The 18th-century chef Marie-Antoine Carême might not have agreed. He started life as a homeless waif on the streets of Paris and came to be known as “the chef of kings and the king of chefs.” He once said that “architecture is the most noble of arts and pastry is the highest form of architecture.” Today, many of us know Carême for his sculptural pièces montées, elaborate edible centerpieces that often took the form of Roman ruins, temples or châteaux. Some of his pieces were so substantial that court jesters could perform inside them. It seems fitting that the homeless, hungry boy would grow up to build edible edifices.
Modern pastry chefs don’t usually bother with fanciful centerpieces. But just as architects transform buildings into sculptural forms, so pastry chefs redefine food, transforming the merely edible into something delightful, more about aesthetics than nourishment.
Greg Atkinson is author of “West Coast Cooking.” He can be reached at firstname.lastname@example.org. Barry Wong is a Seattle-based freelance photographer. He can be reached at email@example.com.
Recipe: Crisp Meringues with Chocolate Mousse
Even more than most foods, crisp meringues lend themselves to architectural assemblies.
For the meringues
¾ cup sugar
¼ cup powdered sugar
½ cup (4 large) egg whites
1 teaspoon lemon juice
¼ teaspoon salt
For the mousse
2 cups heavy whipping cream, divided
8 ounces bittersweet chocolate, finely chopped
¾ cup (6 large) egg yolks
2 cups reserved unbaked meringues
For chocolate lattices
4 ounces bittersweet chocolate, finely chopped
*People with compromised immune systems should avoid uncooked eggs.
1. Line 2 baking sheets with parchment and preheat the oven to 200 degrees. To make a template for meringues, cut a piece of thick, corrugated cardboard into a 4-by-6-inch rectangle, then use a utility knife to cut a 3-by-5-inch rectangle out of the center.
2. In a large mixing bowl, whisk together the sugar and powdered sugar and set aside. In the bowl of an upright electric mixer, whip the egg whites with the lemon juice and salt until foamy. With the motor running, very slowly stream in half of the sugar mixture and continue whipping until egg whites hold stiff peaks and are very smooth and glossy. Fold the beaten egg whites into the sugar in the mixing bowl.
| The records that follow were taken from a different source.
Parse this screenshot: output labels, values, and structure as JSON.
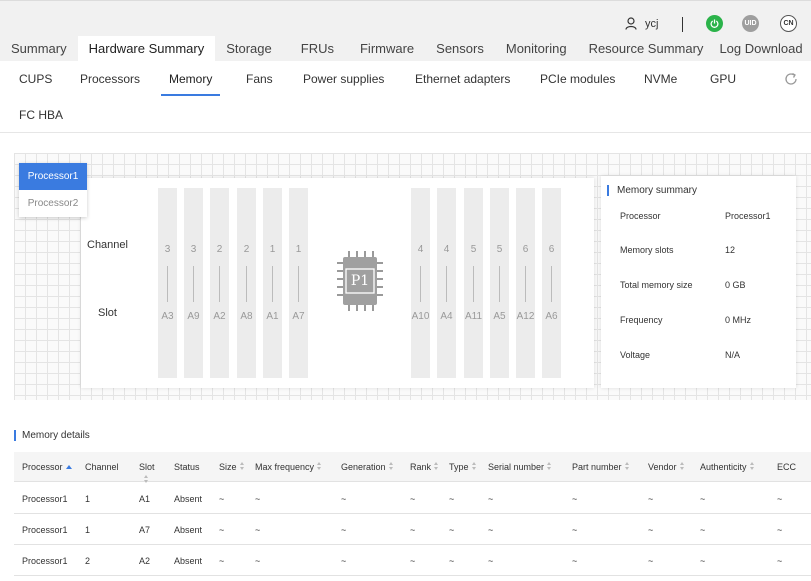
{
  "header": {
    "username": "ycj",
    "power_badge": "",
    "uid_badge": "UID",
    "lang_badge": "CN"
  },
  "main_tabs": [
    {
      "label": "Summary"
    },
    {
      "label": "Hardware Summary"
    },
    {
      "label": "Storage"
    },
    {
      "label": "FRUs"
    },
    {
      "label": "Firmware"
    },
    {
      "label": "Sensors"
    },
    {
      "label": "Monitoring"
    },
    {
      "label": "Resource Summary"
    },
    {
      "label": "Log Download"
    }
  ],
  "sub_tabs": [
    {
      "label": "CUPS"
    },
    {
      "label": "Processors"
    },
    {
      "label": "Memory"
    },
    {
      "label": "Fans"
    },
    {
      "label": "Power supplies"
    },
    {
      "label": "Ethernet adapters"
    },
    {
      "label": "PCIe modules"
    },
    {
      "label": "NVMe"
    },
    {
      "label": "GPU"
    },
    {
      "label": "FC HBA"
    }
  ],
  "processor_selector": [
    "Processor1",
    "Processor2"
  ],
  "diagram": {
    "channel_label": "Channel",
    "slot_label": "Slot",
    "chip_label": "P1",
    "left_slots": [
      {
        "channel": "3",
        "slot": "A3"
      },
      {
        "channel": "3",
        "slot": "A9"
      },
      {
        "channel": "2",
        "slot": "A2"
      },
      {
        "channel": "2",
        "slot": "A8"
      },
      {
        "channel": "1",
        "slot": "A1"
      },
      {
        "channel": "1",
        "slot": "A7"
      }
    ],
    "right_slots": [
      {
        "channel": "4",
        "slot": "A10"
      },
      {
        "channel": "4",
        "slot": "A4"
      },
      {
        "channel": "5",
        "slot": "A11"
      },
      {
        "channel": "5",
        "slot": "A5"
      },
      {
        "channel": "6",
        "slot": "A12"
      },
      {
        "channel": "6",
        "slot": "A6"
      }
    ]
  },
  "memory_summary": {
    "title": "Memory summary",
    "rows": [
      {
        "key": "Processor",
        "value": "Processor1"
      },
      {
        "key": "Memory slots",
        "value": "12"
      },
      {
        "key": "Total memory size",
        "value": "0 GB"
      },
      {
        "key": "Frequency",
        "value": "0 MHz"
      },
      {
        "key": "Voltage",
        "value": "N/A"
      }
    ]
  },
  "memory_details": {
    "title": "Memory details",
    "columns": [
      "Processor",
      "Channel",
      "Slot",
      "Status",
      "Size",
      "Max frequency",
      "Generation",
      "Rank",
      "Type",
      "Serial number",
      "Part number",
      "Vendor",
      "Authenticity",
      "ECC"
    ],
    "rows": [
      [
        "Processor1",
        "1",
        "A1",
        "Absent",
        "~",
        "~",
        "~",
        "~",
        "~",
        "~",
        "~",
        "~",
        "~",
        "~"
      ],
      [
        "Processor1",
        "1",
        "A7",
        "Absent",
        "~",
        "~",
        "~",
        "~",
        "~",
        "~",
        "~",
        "~",
        "~",
        "~"
      ],
      [
        "Processor1",
        "2",
        "A2",
        "Absent",
        "~",
        "~",
        "~",
        "~",
        "~",
        "~",
        "~",
        "~",
        "~",
        "~"
      ]
    ]
  },
  "colors": {
    "accent": "#3a7be0",
    "power_green": "#2bb34a"
  }
}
3. Hold the cardboard template in one corner of the baking sheet with one hand, and spoon a heaping tablespoon of the meringue into the hole in the center. Use an offset spatula to fill opening with a flat rectangle of meringue, then carefully lift template straight up leaving the meringue behind. Repeat to make another dozen rectangles. Reserve the remaining meringue for the mousse.
4. Bake the meringues until very crisp and dry, about 2 hours.
5. While the meringues are baking, make the mousse. Heat half the whipping cream in a small saucepan over medium-high heat until it’s steaming. Stir in the chocolate and continue stirring until the chocolate is smooth, then stir in the yolks. In a separate bowl, whip the remaining cream until it’s stiff, then fold it into the melted-chocolate mixture. Fold in 2 cups of the reserved meringue, transfer the mixture to a heavy-duty zipper-lock bag and refrigerate until just before serving time.
6. To make the chocolate lattices, line a baking sheet with baker’s parchment. Put the chopped chocolate in the top of a double boiler over barely simmering water. When the chocolate is about halfway melted, remove it from the heat and stir it until it is completely melted and smooth. Transfer the melted chocolate to a zipper lock bag and snip off a corner to create an impromptu pastry bag. Squeeze the chocolate onto the parchment-lined baking sheet in lattice patterns and chill until the chocolate is firm. At serving time, peel the chocolate off the paper.
7. To serve the dessert, pipe the chocolate mousse into glasses and decorate as desired with the crisp meringues and chocolate lattices.
Greg Atkinson, 2008